December 4, 2009 - June 14, 2009
Philadelphia artist Hiroe Hanazono creates ceramic dinnerware that considers the overall aesthetics of the meal especially as her work relates to and enhances food. Her minimalist approach — the simple forms, subtle surface treatment, and muted palette — set the tone for an experiential meal where design and functionality are equally important.
Hanazono creates plates, platters, bowls, and cups that stimulate the senses visually, tactually, and conceptually. As dinnerware, these objects are meant to be touched, held, and used everyday. They are an extension of ourselves as we partake in the daily dining ritual. Hanazono has referred to her vessels as pedestals for food. They are simple, elegant forms that in repetition create wonderful visual relationships between themselves, the elements that they contain, and the people who are enjoying the meal.
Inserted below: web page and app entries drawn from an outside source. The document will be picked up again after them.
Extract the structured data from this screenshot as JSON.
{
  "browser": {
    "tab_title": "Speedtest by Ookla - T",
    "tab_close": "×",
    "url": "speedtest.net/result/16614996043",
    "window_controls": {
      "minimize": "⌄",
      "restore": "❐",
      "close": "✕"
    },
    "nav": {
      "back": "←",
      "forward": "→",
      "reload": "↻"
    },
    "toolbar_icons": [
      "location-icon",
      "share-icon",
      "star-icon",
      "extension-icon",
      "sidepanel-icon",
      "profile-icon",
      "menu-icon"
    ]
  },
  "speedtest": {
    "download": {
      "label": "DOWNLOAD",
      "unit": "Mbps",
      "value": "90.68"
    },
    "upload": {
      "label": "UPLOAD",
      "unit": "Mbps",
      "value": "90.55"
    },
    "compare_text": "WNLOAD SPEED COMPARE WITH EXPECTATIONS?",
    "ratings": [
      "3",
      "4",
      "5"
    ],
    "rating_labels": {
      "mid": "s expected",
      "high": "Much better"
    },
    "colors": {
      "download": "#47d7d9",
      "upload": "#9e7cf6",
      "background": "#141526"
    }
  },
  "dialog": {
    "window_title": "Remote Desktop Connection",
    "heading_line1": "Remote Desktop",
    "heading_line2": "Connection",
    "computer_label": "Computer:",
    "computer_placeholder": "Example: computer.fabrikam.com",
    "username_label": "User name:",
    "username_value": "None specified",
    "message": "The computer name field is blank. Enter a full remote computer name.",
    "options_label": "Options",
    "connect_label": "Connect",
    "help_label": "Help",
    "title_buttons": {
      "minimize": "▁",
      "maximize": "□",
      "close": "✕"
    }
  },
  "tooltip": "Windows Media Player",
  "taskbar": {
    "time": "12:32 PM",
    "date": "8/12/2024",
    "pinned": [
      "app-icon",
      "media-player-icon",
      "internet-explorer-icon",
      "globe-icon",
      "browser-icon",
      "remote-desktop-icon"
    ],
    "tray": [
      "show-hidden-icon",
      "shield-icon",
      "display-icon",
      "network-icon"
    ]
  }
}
Hanazono’s impeccable craftsmanship underscores her desire to unify form and function. She uses the slip casting technique where porcelain slip, or liquid clay, is poured into a plaster mold to take shape and harden. It is a technique that best suits Hanazono’s interest in production dinnerware where multiple plates, platters, and cups complete the setting.